As news spread over the arrest of 26-year-old Lizelle Herrera in Starr County, there was immediate outrage and action over somebody being detained for an alleged self-induced abortion. Now that the District Attorney of Starr County filed a motion to drop those charges, one major question remains: how did this happen?
Last week, The Monitor News reported that Herrera had been arrested by the Starr County sheriff’s office for murder after an abortion that occurred in January. The sheriff’s office was alerted about Herrera from an individual at a hospital where she was receiving care. Herrera was being held on $500,000 bail.
After widespread media attention and a protest on Saturday, the District Attorney of Starr County, Gocha Allen Ramirez, announced that the charges against Herrera were dropped. “In reviewing applicable Texas law, it is clear that Ms. Herrera cannot and should not be prosecuted for the allegation against her,” wrote Ramirez.
But why was Herrera arrested in the first place? According to Telemundo, the district attorney’s office presented Herrera’s case to a grand jury, which subsequently indicted her. The case has not yet been shared with the public.
Last year, Texas passed the draconian Senate Bill 8, a six-week abortion ban that also allows anyone to sue anybody who aids or abets an abortion. However, the citizen vigilante civil litigation is supposed to exempt anybody who receives an abortion.
Rockie Gonzalez, the founder of the abortion fund La Frontera, spoke to Democracy Now about Herrera’s case, and why what happened to her is so alarming. Gonzalez said that Herrera shared something with a medical professional, who then alerted the authorities. For Gonzalez, this sets up a scenario, “where our people are going to be afraid to share potentially life-saving information with a medical professional for fear of arrest.”
Many have also noted that cases like Herrera’s put anybody who is pregnant in danger. It is virtually impossible to determine whether a terminated pregnancy is the result of a miscarriage or a self-induced abortion. Women of color are also more likely to be criminalized for having a miscarriage or stillbirth.
Roe v. Wade is almost certainly going to either be overturned or dramatically scaled back this summer. With states like Oklahoma passing near-total abortion bans, the options for women in Texas and surrounding areas are dwindling.
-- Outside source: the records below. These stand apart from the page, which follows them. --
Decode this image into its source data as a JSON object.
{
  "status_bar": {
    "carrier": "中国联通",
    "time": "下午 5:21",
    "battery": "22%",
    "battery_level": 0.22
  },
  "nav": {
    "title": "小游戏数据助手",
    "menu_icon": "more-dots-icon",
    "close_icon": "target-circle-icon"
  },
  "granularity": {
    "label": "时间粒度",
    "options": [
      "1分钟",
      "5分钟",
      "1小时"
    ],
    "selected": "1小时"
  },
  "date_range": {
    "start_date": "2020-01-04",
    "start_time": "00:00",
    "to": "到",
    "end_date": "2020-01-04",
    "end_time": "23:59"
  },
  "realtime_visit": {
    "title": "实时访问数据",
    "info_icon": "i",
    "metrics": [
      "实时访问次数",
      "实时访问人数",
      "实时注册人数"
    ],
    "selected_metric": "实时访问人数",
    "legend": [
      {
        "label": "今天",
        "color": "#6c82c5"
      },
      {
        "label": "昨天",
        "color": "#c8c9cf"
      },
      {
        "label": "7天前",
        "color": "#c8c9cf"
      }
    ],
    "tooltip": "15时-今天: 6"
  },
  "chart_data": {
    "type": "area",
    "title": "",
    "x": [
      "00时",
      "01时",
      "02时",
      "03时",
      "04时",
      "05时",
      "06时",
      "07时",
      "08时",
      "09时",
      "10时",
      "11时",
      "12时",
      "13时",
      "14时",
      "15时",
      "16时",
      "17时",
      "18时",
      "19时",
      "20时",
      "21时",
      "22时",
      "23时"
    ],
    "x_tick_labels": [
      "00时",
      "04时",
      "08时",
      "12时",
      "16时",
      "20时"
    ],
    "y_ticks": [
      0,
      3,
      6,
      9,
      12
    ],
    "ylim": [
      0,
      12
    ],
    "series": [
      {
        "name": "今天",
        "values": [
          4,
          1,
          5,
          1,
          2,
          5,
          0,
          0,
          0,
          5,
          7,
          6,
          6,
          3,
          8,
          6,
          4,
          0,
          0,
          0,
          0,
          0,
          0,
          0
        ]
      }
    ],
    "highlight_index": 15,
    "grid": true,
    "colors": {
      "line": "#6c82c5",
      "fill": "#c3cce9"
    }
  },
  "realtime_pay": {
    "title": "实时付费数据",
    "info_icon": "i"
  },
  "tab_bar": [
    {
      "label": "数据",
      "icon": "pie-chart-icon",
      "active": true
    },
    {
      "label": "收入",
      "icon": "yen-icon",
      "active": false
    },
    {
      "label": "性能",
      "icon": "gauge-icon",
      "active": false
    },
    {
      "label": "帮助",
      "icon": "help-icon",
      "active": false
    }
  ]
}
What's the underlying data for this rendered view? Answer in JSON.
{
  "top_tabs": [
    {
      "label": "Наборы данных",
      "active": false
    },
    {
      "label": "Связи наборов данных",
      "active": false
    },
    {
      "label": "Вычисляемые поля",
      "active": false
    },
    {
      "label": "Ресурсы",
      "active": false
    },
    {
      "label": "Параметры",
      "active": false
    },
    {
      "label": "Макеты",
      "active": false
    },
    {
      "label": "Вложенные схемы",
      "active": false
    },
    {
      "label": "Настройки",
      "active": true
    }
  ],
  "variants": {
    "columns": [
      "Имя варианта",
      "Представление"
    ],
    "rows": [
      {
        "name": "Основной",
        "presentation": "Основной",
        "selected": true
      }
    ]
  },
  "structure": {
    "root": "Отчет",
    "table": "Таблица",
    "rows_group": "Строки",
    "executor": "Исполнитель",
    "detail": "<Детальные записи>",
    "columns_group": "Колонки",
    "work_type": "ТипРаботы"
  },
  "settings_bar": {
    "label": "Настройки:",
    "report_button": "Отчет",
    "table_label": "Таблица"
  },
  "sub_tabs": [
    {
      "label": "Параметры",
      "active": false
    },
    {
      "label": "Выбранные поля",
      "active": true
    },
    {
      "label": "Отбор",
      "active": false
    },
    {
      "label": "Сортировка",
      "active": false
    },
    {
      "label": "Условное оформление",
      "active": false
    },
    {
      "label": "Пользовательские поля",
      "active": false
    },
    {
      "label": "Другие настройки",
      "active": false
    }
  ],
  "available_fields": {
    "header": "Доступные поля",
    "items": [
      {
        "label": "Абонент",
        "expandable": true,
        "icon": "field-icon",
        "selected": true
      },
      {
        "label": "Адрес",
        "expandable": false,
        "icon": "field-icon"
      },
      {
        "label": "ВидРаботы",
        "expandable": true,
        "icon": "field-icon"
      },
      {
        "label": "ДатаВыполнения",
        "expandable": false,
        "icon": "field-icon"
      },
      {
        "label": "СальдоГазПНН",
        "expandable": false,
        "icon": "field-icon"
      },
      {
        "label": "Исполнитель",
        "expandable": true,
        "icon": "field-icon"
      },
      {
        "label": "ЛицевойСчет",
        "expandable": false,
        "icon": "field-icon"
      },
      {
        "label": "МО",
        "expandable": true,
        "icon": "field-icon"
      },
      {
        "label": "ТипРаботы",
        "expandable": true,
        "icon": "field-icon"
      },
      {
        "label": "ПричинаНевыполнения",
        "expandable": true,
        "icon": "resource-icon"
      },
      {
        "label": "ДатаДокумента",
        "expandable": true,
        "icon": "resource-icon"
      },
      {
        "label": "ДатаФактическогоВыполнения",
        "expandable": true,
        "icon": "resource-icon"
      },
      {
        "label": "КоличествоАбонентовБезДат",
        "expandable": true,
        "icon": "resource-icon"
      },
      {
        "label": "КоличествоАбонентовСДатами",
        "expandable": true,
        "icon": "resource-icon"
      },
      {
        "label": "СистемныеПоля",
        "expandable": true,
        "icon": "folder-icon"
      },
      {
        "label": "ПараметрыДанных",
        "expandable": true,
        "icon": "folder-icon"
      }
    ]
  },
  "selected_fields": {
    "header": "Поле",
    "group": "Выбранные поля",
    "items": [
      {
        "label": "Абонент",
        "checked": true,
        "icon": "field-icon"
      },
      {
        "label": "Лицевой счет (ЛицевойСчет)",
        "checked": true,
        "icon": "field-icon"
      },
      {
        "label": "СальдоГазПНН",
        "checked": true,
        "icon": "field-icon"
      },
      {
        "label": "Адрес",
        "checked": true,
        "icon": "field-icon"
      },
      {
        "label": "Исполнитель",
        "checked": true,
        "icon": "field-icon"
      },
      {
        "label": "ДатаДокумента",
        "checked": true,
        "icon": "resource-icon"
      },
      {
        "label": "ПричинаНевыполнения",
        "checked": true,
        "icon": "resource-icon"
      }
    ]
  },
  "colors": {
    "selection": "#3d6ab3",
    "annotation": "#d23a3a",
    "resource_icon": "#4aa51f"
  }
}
There are even some Republicans campaigning for death penalties for abortions.
What happened to Lizelle Herrera is a likely preview of what’s to come for even more Texans.
The future that many abortion activists have been warning about is not in the distance, it’s here.